So there was a chaperone there. Why didn’t the chaperones intercede? Why was Mr. Sandmann left in this position?
The Washington Post reports this from two witnesses – a lawyer and a photojournalist”
To Jessica Travis, a Florida attorney who was at the memorial with her mother, the students looked out of control.
“The kids really went into a mob mentality, honestly,” she said, adding that she didn’t see any chaperones trying to control the situation. She said she heard one student tell the Hebrew Israelites to “drink the Trump water.”
Jon Stegenga, a photojournalist who drove to Washington on Friday from South Carolina to cover the Indigenous Peoples March, recalled hearing students say “build the wall” and “Trump 2020.” He said it was about that time that Phillips intervened.
A few things:
• The statement was released by a PR office. My husband is a publicist with experience in crisis management. I’ve been ‘behind the scenes’ of a few instances where an incident needed explaining.
• The language used in the statement is clearly drafted by adults and lawyers, not the teen.
• Reading the statement and noting the time frame between the incident, escalation of outrage, and the eventual issuance of the statement, time was taken and each word was weighed. I don’t fault that.

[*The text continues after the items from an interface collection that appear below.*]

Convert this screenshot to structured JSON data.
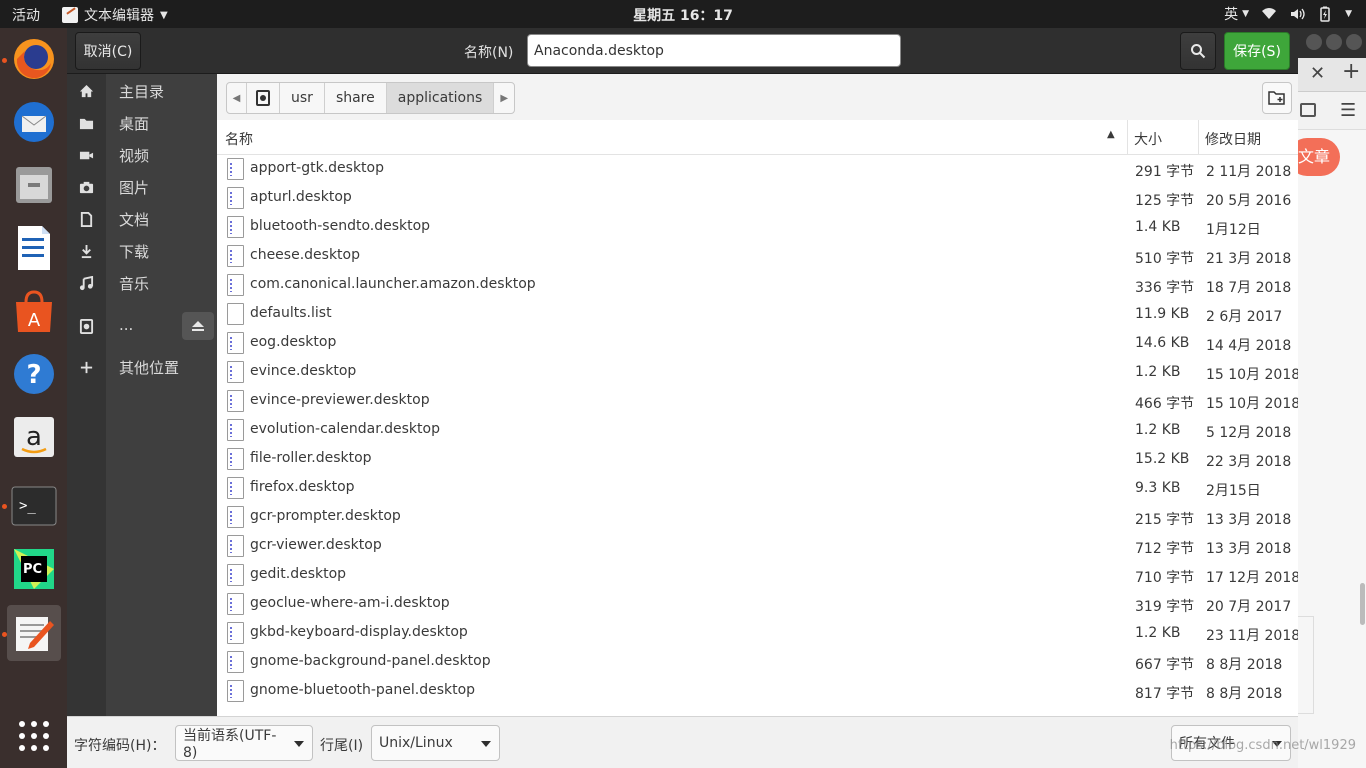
{
  "topbar": {
    "activities": "活动",
    "app_name": "文本编辑器",
    "clock": "星期五 16：17",
    "input_method": "英"
  },
  "dialog": {
    "cancel_label": "取消(C)",
    "name_label": "名称(N)",
    "filename": "Anaconda.desktop",
    "save_label": "保存(S)"
  },
  "sidebar": {
    "items": [
      {
        "label": "主目录",
        "icon": "home-icon"
      },
      {
        "label": "桌面",
        "icon": "folder-icon"
      },
      {
        "label": "视频",
        "icon": "video-icon"
      },
      {
        "label": "图片",
        "icon": "camera-icon"
      },
      {
        "label": "文档",
        "icon": "document-icon"
      },
      {
        "label": "下载",
        "icon": "download-icon"
      },
      {
        "label": "音乐",
        "icon": "music-icon"
      },
      {
        "label": "...",
        "icon": "drive-icon"
      },
      {
        "label": "其他位置",
        "icon": "plus-icon"
      }
    ]
  },
  "pathbar": {
    "crumbs": [
      "usr",
      "share",
      "applications"
    ]
  },
  "list": {
    "headers": {
      "name": "名称",
      "size": "大小",
      "date": "修改日期"
    },
    "rows": [
      {
        "name": "apport-gtk.desktop",
        "size": "291 字节",
        "date": "2 11月 2018"
      },
      {
        "name": "apturl.desktop",
        "size": "125 字节",
        "date": "20 5月 2016"
      },
      {
        "name": "bluetooth-sendto.desktop",
        "size": "1.4 KB",
        "date": "1月12日"
      },
      {
        "name": "cheese.desktop",
        "size": "510 字节",
        "date": "21 3月 2018"
      },
      {
        "name": "com.canonical.launcher.amazon.desktop",
        "size": "336 字节",
        "date": "18 7月 2018"
      },
      {
        "name": "defaults.list",
        "size": "11.9 KB",
        "date": "2 6月 2017"
      },
      {
        "name": "eog.desktop",
        "size": "14.6 KB",
        "date": "14 4月 2018"
      },
      {
        "name": "evince.desktop",
        "size": "1.2 KB",
        "date": "15 10月 2018"
      },
      {
        "name": "evince-previewer.desktop",
        "size": "466 字节",
        "date": "15 10月 2018"
      },
      {
        "name": "evolution-calendar.desktop",
        "size": "1.2 KB",
        "date": "5 12月 2018"
      },
      {
        "name": "file-roller.desktop",
        "size": "15.2 KB",
        "date": "22 3月 2018"
      },
      {
        "name": "firefox.desktop",
        "size": "9.3 KB",
        "date": "2月15日"
      },
      {
        "name": "gcr-prompter.desktop",
        "size": "215 字节",
        "date": "13 3月 2018"
      },
      {
        "name": "gcr-viewer.desktop",
        "size": "712 字节",
        "date": "13 3月 2018"
      },
      {
        "name": "gedit.desktop",
        "size": "710 字节",
        "date": "17 12月 2018"
      },
      {
        "name": "geoclue-where-am-i.desktop",
        "size": "319 字节",
        "date": "20 7月 2017"
      },
      {
        "name": "gkbd-keyboard-display.desktop",
        "size": "1.2 KB",
        "date": "23 11月 2018"
      },
      {
        "name": "gnome-background-panel.desktop",
        "size": "667 字节",
        "date": "8 8月 2018"
      },
      {
        "name": "gnome-bluetooth-panel.desktop",
        "size": "817 字节",
        "date": "8 8月 2018"
      }
    ]
  },
  "footer": {
    "encoding_label": "字符编码(H)：",
    "encoding_value": "当前语系(UTF-8)",
    "lineend_label": "行尾(I)",
    "lineend_value": "Unix/Linux",
    "filter_value": "所有文件"
  },
  "background_window": {
    "button_text": "文章"
  },
  "watermark": "https://blog.csdn.net/wl1929",
  "colors": {
    "save_green": "#3ea63a",
    "dock_bg": "#3a2f2d",
    "sidebar_bg": "#3f3f3f",
    "accent_orange": "#e95420"
  }
}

• You’ll note that the statement refers to Phillips repeatedly as ‘the protestor.’ Subtle, but it’s there for a reason. These are PR people who know what they’re doing.
• Some of the students were doing a “Tomahawk chop” and dancing, as the video shows. I view this as mocking. I don’t see another ‘perspective’ on that. Feel free to share in the comments how that could be viewed as “living up to the ideals of faith.”
Also, Sandmann says he has only seen respect for “all races and cultures” at Covington Catholic High School.
In truth, the school has a history of issues with race.
One incident showed several school students in blackface standing near a black player from another school.
And then there’s this gay Covington student’s account of the treatment he experienced there:
Click through that tweet for the full thread.
I will offer this ‘gut’ response based on my experience and everything I’ve read and seen about this: I feel like the statement is crafted to fit the video footage available for people to see.
And, of course, to shine the best light on Mr. Sandmann.
According to his statement, he is not responsible for anything here. At no point does he express any regret for anything.
It seems to me he might have said something like, “I’m sorry this has become a national story – that was never my intention.”
Or he could have said, “Looking at the video, I see it might have been better if I had just stepped away.”
We all make mistakes – including me, god knows.
I go back to, though, what exactly are we upset about? I’m not sure everyone is on the same page about WHAT the outrage is over.
Sandmann does say he has received threats regarding physical harm, and even death. I do not support or encourage that in any way, shape or form. Threats of violence are not any answer.
Also, I do see that the Black Hebrew Israelites behavior appears aggressive towards the teens. I don’t condone the BHI behavior in the video.
Here’s Mr. Sandmann’s full statement issued by his publicist. Click the images to enlarge.